Dataset content below:

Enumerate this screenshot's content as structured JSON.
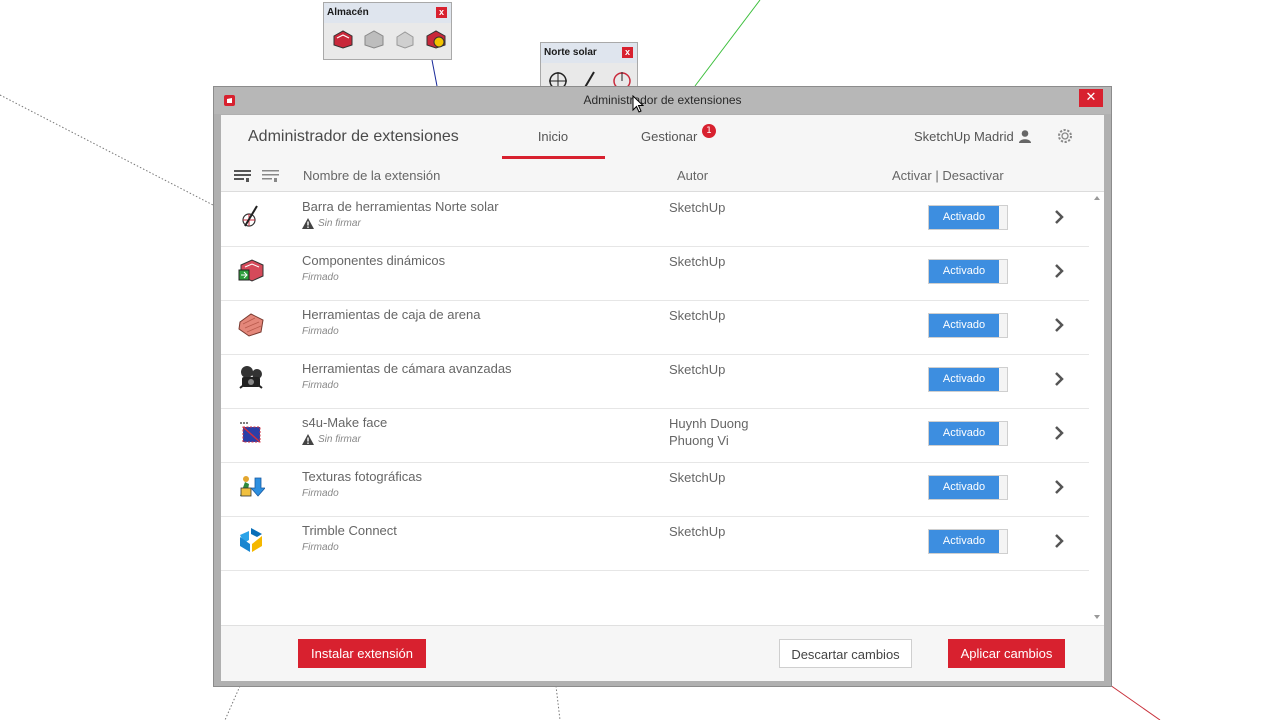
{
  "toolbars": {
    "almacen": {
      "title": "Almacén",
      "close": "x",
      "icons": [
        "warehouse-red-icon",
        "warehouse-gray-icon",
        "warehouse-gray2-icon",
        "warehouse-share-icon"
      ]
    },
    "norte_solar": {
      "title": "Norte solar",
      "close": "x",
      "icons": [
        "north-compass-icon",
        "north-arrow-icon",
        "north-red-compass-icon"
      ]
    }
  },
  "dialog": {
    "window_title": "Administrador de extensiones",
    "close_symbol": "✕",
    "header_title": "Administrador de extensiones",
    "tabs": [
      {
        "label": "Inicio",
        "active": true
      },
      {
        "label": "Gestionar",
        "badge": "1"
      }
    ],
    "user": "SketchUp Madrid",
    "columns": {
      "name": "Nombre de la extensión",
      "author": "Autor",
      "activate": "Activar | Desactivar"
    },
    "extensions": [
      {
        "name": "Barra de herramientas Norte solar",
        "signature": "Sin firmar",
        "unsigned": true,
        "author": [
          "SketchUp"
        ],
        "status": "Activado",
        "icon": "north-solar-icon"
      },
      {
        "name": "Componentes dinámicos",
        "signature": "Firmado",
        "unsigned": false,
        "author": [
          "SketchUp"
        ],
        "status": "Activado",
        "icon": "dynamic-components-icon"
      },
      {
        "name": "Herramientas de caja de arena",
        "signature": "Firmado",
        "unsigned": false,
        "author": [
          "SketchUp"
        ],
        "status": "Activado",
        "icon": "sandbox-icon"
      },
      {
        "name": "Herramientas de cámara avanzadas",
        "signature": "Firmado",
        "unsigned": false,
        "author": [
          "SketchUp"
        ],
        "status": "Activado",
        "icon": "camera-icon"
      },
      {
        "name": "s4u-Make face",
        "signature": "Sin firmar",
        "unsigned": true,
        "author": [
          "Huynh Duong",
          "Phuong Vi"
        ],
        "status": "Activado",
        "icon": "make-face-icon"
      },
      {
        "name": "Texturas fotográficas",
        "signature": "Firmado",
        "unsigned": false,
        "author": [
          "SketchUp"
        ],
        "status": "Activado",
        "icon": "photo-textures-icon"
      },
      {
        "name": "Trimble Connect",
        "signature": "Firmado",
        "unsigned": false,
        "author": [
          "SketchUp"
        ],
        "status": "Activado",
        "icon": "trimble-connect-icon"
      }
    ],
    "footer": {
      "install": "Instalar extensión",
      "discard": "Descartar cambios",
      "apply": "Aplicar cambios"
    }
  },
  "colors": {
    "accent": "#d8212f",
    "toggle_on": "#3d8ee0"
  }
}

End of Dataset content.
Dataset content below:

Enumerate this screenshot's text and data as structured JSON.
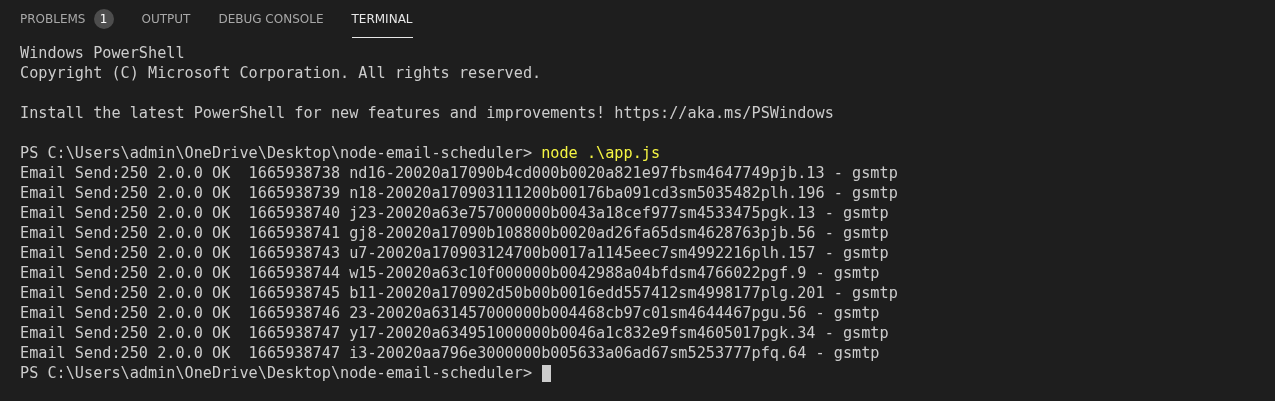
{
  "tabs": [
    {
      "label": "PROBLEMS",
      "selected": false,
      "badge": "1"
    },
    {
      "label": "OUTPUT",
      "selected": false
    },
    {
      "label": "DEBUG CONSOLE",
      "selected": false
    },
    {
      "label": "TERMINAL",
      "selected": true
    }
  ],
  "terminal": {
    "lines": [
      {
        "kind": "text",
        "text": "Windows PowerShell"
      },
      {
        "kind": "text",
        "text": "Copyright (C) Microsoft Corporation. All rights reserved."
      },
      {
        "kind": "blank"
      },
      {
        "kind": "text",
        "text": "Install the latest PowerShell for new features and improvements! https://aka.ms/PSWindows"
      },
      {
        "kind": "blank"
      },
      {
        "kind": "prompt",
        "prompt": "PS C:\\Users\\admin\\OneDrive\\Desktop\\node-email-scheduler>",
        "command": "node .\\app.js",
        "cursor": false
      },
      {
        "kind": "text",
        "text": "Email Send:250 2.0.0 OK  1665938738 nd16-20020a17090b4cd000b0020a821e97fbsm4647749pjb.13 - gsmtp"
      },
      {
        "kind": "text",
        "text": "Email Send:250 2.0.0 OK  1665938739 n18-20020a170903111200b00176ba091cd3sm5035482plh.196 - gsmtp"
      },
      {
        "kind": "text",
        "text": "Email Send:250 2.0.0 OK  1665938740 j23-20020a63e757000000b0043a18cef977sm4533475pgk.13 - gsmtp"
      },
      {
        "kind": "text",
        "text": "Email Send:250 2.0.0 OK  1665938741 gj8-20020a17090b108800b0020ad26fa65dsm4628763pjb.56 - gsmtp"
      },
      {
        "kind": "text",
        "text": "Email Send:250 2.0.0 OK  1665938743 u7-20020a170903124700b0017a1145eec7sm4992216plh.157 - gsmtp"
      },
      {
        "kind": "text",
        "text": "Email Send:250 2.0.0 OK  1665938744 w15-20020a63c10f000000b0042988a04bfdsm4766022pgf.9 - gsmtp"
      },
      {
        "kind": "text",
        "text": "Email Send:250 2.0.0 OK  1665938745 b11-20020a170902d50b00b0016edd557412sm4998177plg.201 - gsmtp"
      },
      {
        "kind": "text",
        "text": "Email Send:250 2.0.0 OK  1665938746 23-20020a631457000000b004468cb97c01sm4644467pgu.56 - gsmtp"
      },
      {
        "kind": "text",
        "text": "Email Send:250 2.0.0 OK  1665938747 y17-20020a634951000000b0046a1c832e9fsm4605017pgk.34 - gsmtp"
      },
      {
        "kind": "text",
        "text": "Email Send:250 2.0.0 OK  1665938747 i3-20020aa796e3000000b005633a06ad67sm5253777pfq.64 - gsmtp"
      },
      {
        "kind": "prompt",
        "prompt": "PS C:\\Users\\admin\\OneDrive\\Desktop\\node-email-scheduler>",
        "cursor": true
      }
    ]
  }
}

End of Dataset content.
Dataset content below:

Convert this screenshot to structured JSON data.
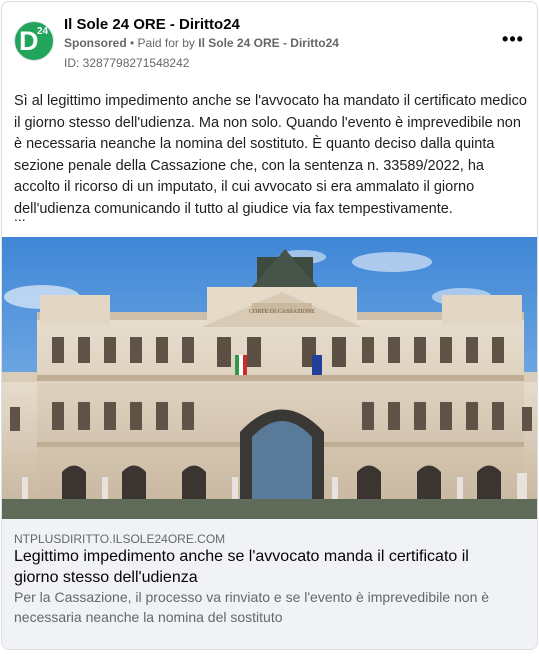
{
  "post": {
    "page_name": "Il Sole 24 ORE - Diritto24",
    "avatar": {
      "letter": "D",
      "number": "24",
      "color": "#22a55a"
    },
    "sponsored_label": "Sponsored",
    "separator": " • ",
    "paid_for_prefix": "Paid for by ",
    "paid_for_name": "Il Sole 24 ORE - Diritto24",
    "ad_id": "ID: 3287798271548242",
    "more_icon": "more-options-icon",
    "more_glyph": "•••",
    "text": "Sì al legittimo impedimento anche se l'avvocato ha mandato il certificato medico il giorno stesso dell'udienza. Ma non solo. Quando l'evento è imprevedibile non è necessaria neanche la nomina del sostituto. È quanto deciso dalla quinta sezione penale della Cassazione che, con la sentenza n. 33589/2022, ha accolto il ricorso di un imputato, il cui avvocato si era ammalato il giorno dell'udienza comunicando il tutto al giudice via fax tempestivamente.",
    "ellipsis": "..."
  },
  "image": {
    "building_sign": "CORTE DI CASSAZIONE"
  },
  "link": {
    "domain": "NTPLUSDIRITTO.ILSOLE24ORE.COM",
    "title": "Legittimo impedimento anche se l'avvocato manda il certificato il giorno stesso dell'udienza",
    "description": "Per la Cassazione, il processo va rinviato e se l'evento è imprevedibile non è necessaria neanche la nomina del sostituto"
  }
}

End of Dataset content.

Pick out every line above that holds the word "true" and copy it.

**Solution to the problem**.
        "active": true
        "unsigned": true,
        "unsigned": true,
      "selected": true
        "cursor": true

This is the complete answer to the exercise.